Mississippi attracts another biorefining company, more to follow

| September 19, 2011

HCL CleanTech will use $100 million worth of incentives provided by the state of Mississippi to build roughly $1 billion worth of renewable sugar facilities. The company is currently located in Oxford, N.C., but according to Eran Baniel, general manager and vice president of business development for HCL CleanTech, the company has devoted considerable time and resources to analyze the opportunities available in the “wood basket” of the Southeast U.S. Although the company did pursue locating its future facilities in other states, Baniel also said that none of the offers were as good as Mississippi. “It is not easy for a small startup to convince people that in five years it will be a big industrial company,” he said, or “to convince them that other large industries will follow just because we chose to be in one of those states.” Fortunately Baniel told Biorefining Magazine Gov. Haley Barbour had a vision, and Mississippi “will enjoy the fruits of it.”
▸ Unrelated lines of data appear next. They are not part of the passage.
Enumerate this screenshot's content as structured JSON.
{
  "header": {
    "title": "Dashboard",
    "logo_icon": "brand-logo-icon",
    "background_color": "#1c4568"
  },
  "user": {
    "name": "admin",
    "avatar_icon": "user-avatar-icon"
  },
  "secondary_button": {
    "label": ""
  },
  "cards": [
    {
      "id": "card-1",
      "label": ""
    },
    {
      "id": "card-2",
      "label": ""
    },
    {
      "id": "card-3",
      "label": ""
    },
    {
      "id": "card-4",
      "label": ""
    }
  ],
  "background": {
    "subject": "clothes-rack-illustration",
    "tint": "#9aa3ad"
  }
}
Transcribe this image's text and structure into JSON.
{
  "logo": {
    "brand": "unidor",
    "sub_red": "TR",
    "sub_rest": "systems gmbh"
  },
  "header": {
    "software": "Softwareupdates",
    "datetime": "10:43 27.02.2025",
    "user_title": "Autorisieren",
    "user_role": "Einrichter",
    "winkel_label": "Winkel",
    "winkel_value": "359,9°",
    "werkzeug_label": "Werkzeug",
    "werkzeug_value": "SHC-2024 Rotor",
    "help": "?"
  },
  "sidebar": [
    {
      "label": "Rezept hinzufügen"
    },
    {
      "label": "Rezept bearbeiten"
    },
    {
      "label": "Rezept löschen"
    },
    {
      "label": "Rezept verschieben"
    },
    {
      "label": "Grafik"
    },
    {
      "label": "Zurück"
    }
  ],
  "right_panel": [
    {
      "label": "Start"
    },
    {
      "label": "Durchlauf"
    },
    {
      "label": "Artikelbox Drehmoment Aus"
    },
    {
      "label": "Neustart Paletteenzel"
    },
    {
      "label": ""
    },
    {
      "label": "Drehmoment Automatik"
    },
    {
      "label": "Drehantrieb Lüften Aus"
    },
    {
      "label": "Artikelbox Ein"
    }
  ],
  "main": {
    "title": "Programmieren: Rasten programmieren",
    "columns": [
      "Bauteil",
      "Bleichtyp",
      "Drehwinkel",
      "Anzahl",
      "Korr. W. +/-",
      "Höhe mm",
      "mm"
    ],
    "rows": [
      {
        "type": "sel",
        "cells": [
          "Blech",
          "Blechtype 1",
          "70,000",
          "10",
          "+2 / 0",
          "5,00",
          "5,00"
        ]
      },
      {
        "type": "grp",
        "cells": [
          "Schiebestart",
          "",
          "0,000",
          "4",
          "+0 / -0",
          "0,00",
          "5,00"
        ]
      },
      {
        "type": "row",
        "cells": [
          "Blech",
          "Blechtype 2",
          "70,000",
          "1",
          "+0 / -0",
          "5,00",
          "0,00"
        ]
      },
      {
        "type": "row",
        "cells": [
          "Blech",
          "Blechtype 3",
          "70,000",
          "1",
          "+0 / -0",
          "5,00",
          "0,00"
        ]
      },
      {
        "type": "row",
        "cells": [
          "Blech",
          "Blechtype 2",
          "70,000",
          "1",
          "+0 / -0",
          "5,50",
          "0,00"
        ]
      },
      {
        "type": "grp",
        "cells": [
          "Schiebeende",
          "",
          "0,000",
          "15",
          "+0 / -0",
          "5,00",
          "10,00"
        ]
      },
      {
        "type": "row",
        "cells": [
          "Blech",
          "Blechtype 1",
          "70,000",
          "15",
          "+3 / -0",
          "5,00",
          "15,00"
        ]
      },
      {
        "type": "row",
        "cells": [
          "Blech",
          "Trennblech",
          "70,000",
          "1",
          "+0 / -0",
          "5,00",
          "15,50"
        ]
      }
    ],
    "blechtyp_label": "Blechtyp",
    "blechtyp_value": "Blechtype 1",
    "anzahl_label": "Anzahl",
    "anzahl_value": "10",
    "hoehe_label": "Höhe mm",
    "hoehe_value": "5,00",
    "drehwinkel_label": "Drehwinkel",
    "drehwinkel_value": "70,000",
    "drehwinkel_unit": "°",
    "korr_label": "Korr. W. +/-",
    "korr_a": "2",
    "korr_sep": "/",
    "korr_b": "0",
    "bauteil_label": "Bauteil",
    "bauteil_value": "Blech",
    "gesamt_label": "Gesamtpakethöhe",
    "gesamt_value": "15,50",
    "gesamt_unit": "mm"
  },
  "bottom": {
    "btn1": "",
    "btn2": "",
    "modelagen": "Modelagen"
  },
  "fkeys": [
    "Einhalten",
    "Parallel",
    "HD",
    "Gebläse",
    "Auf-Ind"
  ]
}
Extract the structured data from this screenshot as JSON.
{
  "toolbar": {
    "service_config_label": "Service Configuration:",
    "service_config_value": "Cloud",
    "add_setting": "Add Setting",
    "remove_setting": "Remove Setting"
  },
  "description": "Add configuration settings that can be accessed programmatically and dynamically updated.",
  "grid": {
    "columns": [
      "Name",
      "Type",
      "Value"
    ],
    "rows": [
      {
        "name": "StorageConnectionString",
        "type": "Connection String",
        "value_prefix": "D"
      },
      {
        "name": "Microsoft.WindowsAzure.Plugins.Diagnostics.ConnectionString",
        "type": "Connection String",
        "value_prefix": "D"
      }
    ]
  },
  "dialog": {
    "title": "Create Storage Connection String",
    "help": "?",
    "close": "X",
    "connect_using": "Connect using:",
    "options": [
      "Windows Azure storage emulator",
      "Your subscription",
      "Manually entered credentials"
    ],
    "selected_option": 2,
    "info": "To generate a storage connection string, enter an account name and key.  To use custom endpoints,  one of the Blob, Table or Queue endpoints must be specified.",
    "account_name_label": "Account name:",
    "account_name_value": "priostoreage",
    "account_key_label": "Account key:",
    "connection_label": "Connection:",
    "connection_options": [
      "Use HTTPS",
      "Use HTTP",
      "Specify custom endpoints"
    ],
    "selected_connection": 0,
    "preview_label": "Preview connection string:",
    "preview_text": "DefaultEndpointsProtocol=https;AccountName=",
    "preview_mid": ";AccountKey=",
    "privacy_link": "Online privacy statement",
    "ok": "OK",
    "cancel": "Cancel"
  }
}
The $100 million provided from Mississippi will be used to assist in the construction of the company’s first commercial large-scale facilities, located in Natchez, Booneville and Hattiesburg. Additional tax credits will help the company pay for the additional financing and the new employees required at all of the facilities, Baniel said. The company also has plans to build a demonstration-scale size plant in Grenada, as a measure to derisk the scale-up process “to make sure the economy of scale works for us and not against us,” Baniel explained, and also to ensure the investors aligned with HCL CleanTech that the technology can perform at commercial level.

The HCL CleanTech process is based on a hydrochloric acid-driven hydrolysis process that converts cellulose into renewable sugars, which can be used as feedstock for cellulosic biofuels and biobased products. The first step of the process involves sizing and drying the biomass, followed by the next step, HCL Hydrolysis at low temperatures. Two separate streams follow the hydrolysis process, a hydrolyzate stream and a lignin stream. Using a proprietary acid recovery step, the HCL acid is separated from the hydrolyzate and recycled, and the remaining product is sent to a fermentation step. From the lignin stream, a lignin recovery step is performed resulting in enough lignin solids to power a facility along with other tall oils.

The use of hydrochloric acids to create fermentable sugars was initially tested by the Germans during WWII, the company said, adding that the HCL CleanTech process is more advanced.

In June, the U.S. DOE awarded the company a $9 million grant to continue advancing the process.